Hi guys, I’m experimenting with Fusion 360 and LW4 by using LW4 to host the output gcode files of Fusion. I’m using the built in Smoothie Mill/Laser config file as the post processor setup. While looking at the gcode I came across a few things I need help understanding as it pertains to smoothieware. Here is what F360 outputs (I’ve commented each line to better understand it. Please correct me if I’m wrong. In particular there is a line of G28 G91 Z0 and T1 that I don’t completely understand as well as a M107 command that I’m not sure should be there:
; T1 D=6.35 CR=0 - ZMIN=-2.286 - flat end mill
;Set’s absolute value
;Select XYZ plane (command is modal)
;Millimeter mode ( default ) : passed coordinates will be considered as millimeters (command is modal)
;Need help understanding this?
G28 G91 Z0
;Set’s absolute value
; 2D Pocket1
;Stop or Unconditional stop
;Need help understanding this:
;Spindle Parameters (speed and what speed)
;Turn fan off (what does this mean to smoothie)

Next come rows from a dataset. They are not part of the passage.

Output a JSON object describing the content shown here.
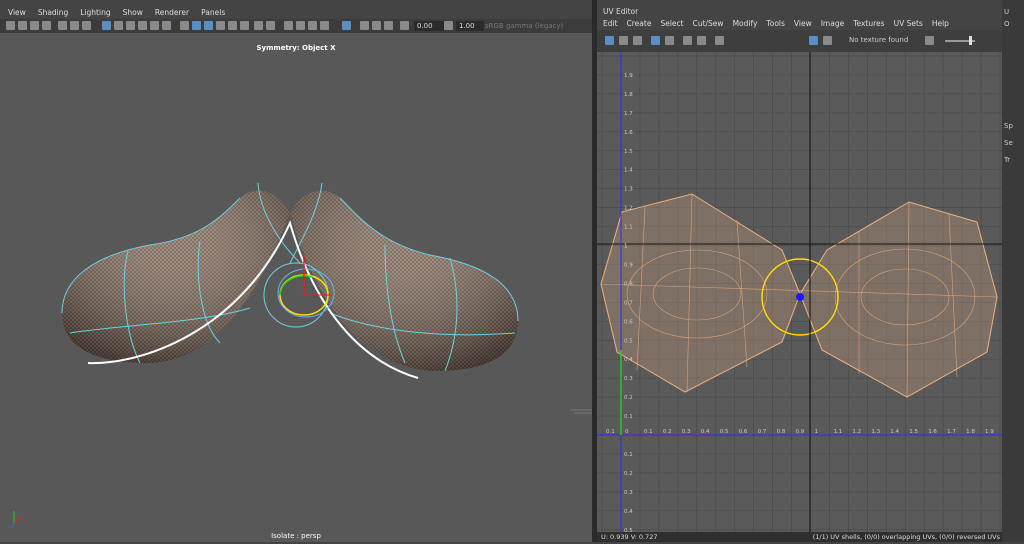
{
  "viewport": {
    "menu": [
      "View",
      "Shading",
      "Lighting",
      "Show",
      "Renderer",
      "Panels"
    ],
    "exposure_value": "0.00",
    "gamma_value": "1.00",
    "color_space": "sRGB gamma (legacy)",
    "symmetry_label": "Symmetry: Object X",
    "camera_label": "Isolate : persp"
  },
  "uv_editor": {
    "title": "UV Editor",
    "menu": [
      "Edit",
      "Create",
      "Select",
      "Cut/Sew",
      "Modify",
      "Tools",
      "View",
      "Image",
      "Textures",
      "UV Sets",
      "Help"
    ],
    "texture_status": "No texture found",
    "x_ticks": [
      "0.1",
      "0",
      "0.1",
      "0.2",
      "0.3",
      "0.4",
      "0.5",
      "0.6",
      "0.7",
      "0.8",
      "0.9",
      "1",
      "1.1",
      "1.2",
      "1.3",
      "1.4",
      "1.5",
      "1.6",
      "1.7",
      "1.8",
      "1.9"
    ],
    "y_ticks": [
      "1.9",
      "1.8",
      "1.7",
      "1.6",
      "1.5",
      "1.4",
      "1.3",
      "1.2",
      "1.1",
      "1",
      "0.9",
      "0.8",
      "0.7",
      "0.6",
      "0.5",
      "0.4",
      "0.3",
      "0.2",
      "0.1"
    ],
    "y_ticks_neg": [
      "0.1",
      "0.2",
      "0.3",
      "0.4",
      "0.5"
    ],
    "coords": "U:  0.939  V:  0.727",
    "shell_info": "(1/1) UV shells, (0/0) overlapping UVs, (0/0) reversed UVs"
  },
  "right_panel": {
    "letters": [
      "U",
      "O",
      "Sp",
      "Se",
      "Tr"
    ]
  },
  "colors": {
    "viewport_bg": "#585858",
    "uv_shell": "#f0b080",
    "selection": "#ffe000",
    "axis_blue": "#1a1aff",
    "axis_red": "#e02020",
    "axis_green": "#20d020"
  }
}
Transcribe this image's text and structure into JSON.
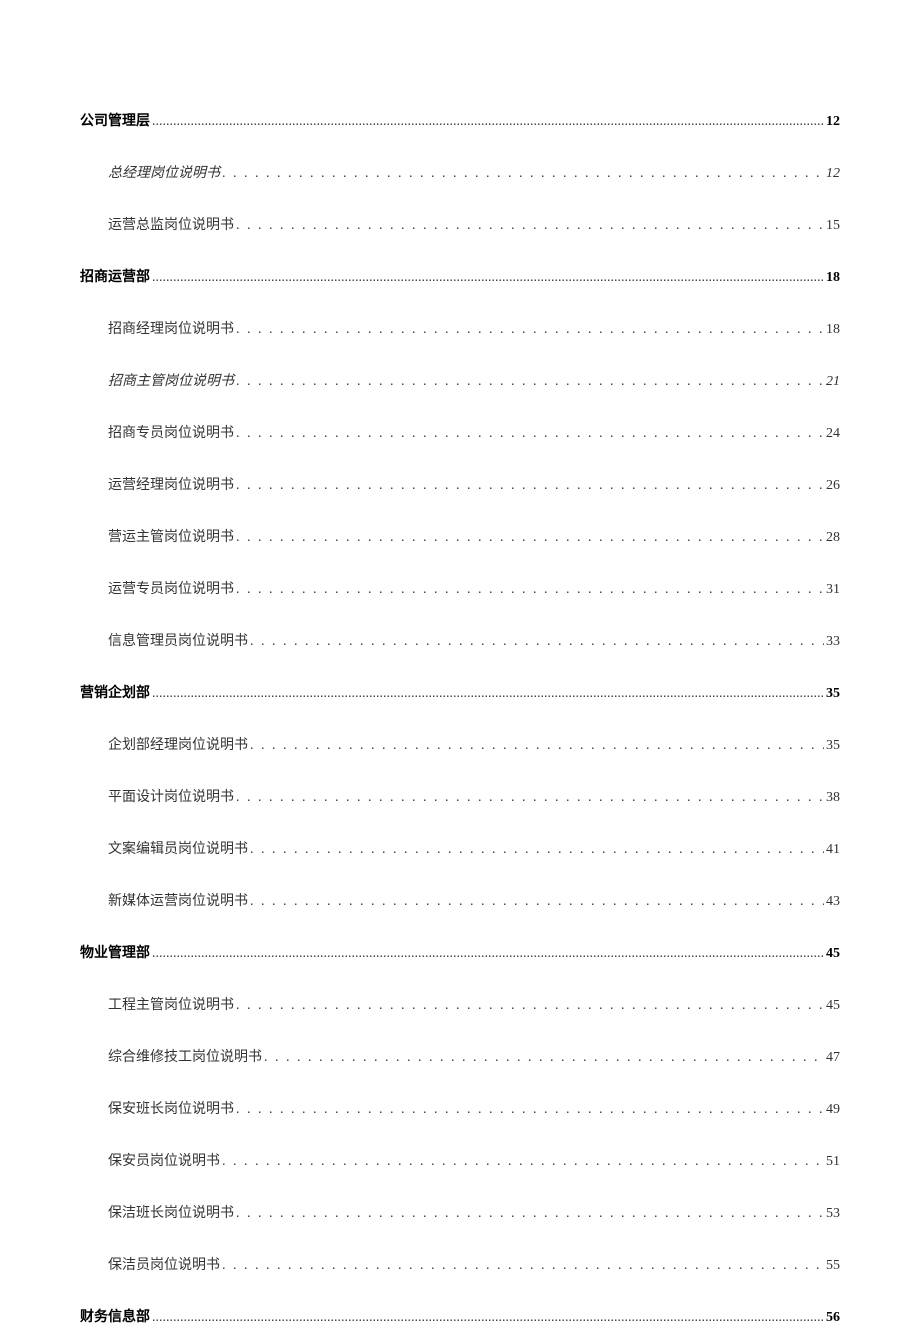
{
  "toc": [
    {
      "type": "section",
      "label": "公司管理层",
      "page": "12",
      "italic": false
    },
    {
      "type": "item",
      "label": "总经理岗位说明书",
      "page": "12",
      "italic": true
    },
    {
      "type": "item",
      "label": "运营总监岗位说明书",
      "page": "15",
      "italic": false
    },
    {
      "type": "section",
      "label": "招商运营部",
      "page": "18",
      "italic": false
    },
    {
      "type": "item",
      "label": "招商经理岗位说明书",
      "page": "18",
      "italic": false
    },
    {
      "type": "item",
      "label": "招商主管岗位说明书",
      "page": "21",
      "italic": true
    },
    {
      "type": "item",
      "label": "招商专员岗位说明书",
      "page": "24",
      "italic": false
    },
    {
      "type": "item",
      "label": "运营经理岗位说明书",
      "page": "26",
      "italic": false
    },
    {
      "type": "item",
      "label": "营运主管岗位说明书",
      "page": "28",
      "italic": false
    },
    {
      "type": "item",
      "label": "运营专员岗位说明书",
      "page": "31",
      "italic": false
    },
    {
      "type": "item",
      "label": "信息管理员岗位说明书",
      "page": "33",
      "italic": false
    },
    {
      "type": "section",
      "label": "营销企划部",
      "page": "35",
      "italic": false
    },
    {
      "type": "item",
      "label": "企划部经理岗位说明书",
      "page": "35",
      "italic": false
    },
    {
      "type": "item",
      "label": "平面设计岗位说明书",
      "page": "38",
      "italic": false
    },
    {
      "type": "item",
      "label": "文案编辑员岗位说明书",
      "page": "41",
      "italic": false
    },
    {
      "type": "item",
      "label": "新媒体运营岗位说明书",
      "page": "43",
      "italic": false
    },
    {
      "type": "section",
      "label": "物业管理部",
      "page": "45",
      "italic": false
    },
    {
      "type": "item",
      "label": "工程主管岗位说明书",
      "page": "45",
      "italic": false
    },
    {
      "type": "item",
      "label": "综合维修技工岗位说明书",
      "page": "47",
      "italic": false
    },
    {
      "type": "item",
      "label": "保安班长岗位说明书",
      "page": "49",
      "italic": false
    },
    {
      "type": "item",
      "label": "保安员岗位说明书",
      "page": "51",
      "italic": false
    },
    {
      "type": "item",
      "label": "保洁班长岗位说明书",
      "page": "53",
      "italic": false
    },
    {
      "type": "item",
      "label": "保洁员岗位说明书",
      "page": "55",
      "italic": false
    },
    {
      "type": "section",
      "label": "财务信息部",
      "page": "56",
      "italic": false
    }
  ],
  "leaderDots": ". . . . . . . . . . . . . . . . . . . . . . . . . . . . . . . . . . . . . . . . . . . . . . . . . . . . . . . . . . . . . . . . . . . . . . . . . . . . . . . . . . . . . . . . . . . . . . . . . . . . . . . . . . . . . . . . . . . . . . . . . . . . . . . . . . . . . . . . . . . . . . . . . . . . . . . . .",
  "sectionLeader": "............................................................................................................................................................................................................................................................................................"
}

G28 home the machine
G91 Sets relative mode
T1 Calls tool 1 to be used - ; T1 D=6.35 CR=0 - ZMIN=-2.286 - flat end mill it seems from the first lines of the gcode snippet. Think this line can be removed.
M107 turns off the cooling fan by default. Could also be whatever you have specified to be turned on/offwith M107 in the config file. - search the wiki for “switch”.
in cnc/grbl mode G28 is NOT home, as in nist gcode standard G28 is goto predefined park position. home is $H as in grbl. there is no standard home gcode in the nist standard. if 360 generates g28 for home then it is incorrect
@Wolfmanjm and @Johan_Jakobsson Why does it generate the M0. While running this gcode in lw4, it can’t get past this point. If I manually edit this file and remove that line as well as invert the S value to M3 S10000 it’ll run?
@Wolfmanjm Think the home command is specified in the post processor in fusion360 so you need to select the correct post processor for your machine. Perhaps GRBL Laser? http://cam.autodesk.com/posts/
@Chuck_Comito Fusion360 generates the gcode you tell it to generate.
You need to select the correct post processor for it to generate gcode that’s compatible with your machine. If you’re running a smoothieboard in CNC mode i’d suggest you tru a GBRL post processor.
@Johan_Jakobsson , i will try the grbl post processor but there is a smoothie post processor that I was using.
Hey @Chuck_Comito ,
Glad to see your machine is up and running, which post worked for you in the end? Just scratching my head over this now as both the smoothieware and grbl post processors use G28 instead of $H to home.
Hi @Steven_Kirby thanks! I ended up using the grbl post and turning off the homing function. Works perfectly. Did you ever sort your vfd?
I was having a look in the post code and I spotted that there was a line where you could set “use G28” to false. Then when I looked at it a bit longer I convinced myself that G28 was for safe retracts. Ie moving the tool out of the way of the workpiece. So I left it on. If you say you’ve switched it off then I guess I’ll go with that.
I never got around to properly looking at modbus configuration. Despite the fact that it makes mention if it in the settings, I’m not sure it has the requisite inputs. The manual makes no mention of where to connect for modbus control. Got a bit distracted designing my friend a Delta in fusion. But now we need my machine operational to cut the parts!
I think the plan to fine tune is going to be test a range of speeds with the tachometer and see what I get then make some sort of RPM conversion graph of programmed RPM vs actual. Then I should be able to find out what speed I need to program in order to get the speed I want.
Wrapping my head around the feeds and speeds required for my tools and the materials I’m cutting and figuring out cam in fusion has been taxing. I think I’ve learned all I can about it though reading and simulations and now it’s time to just get stuck in and snap some endmills. Just having a poke about in bCNC at the moment getting familiar with that. Hopefully by this time tomorrow I’ll have run the surfacing operation I’ve programmed and my machine will be ready to cut something interesting.
What happened with your boards in the end? Were they fried or was it just a software thing? Glad to see you got there in the end! Nice work!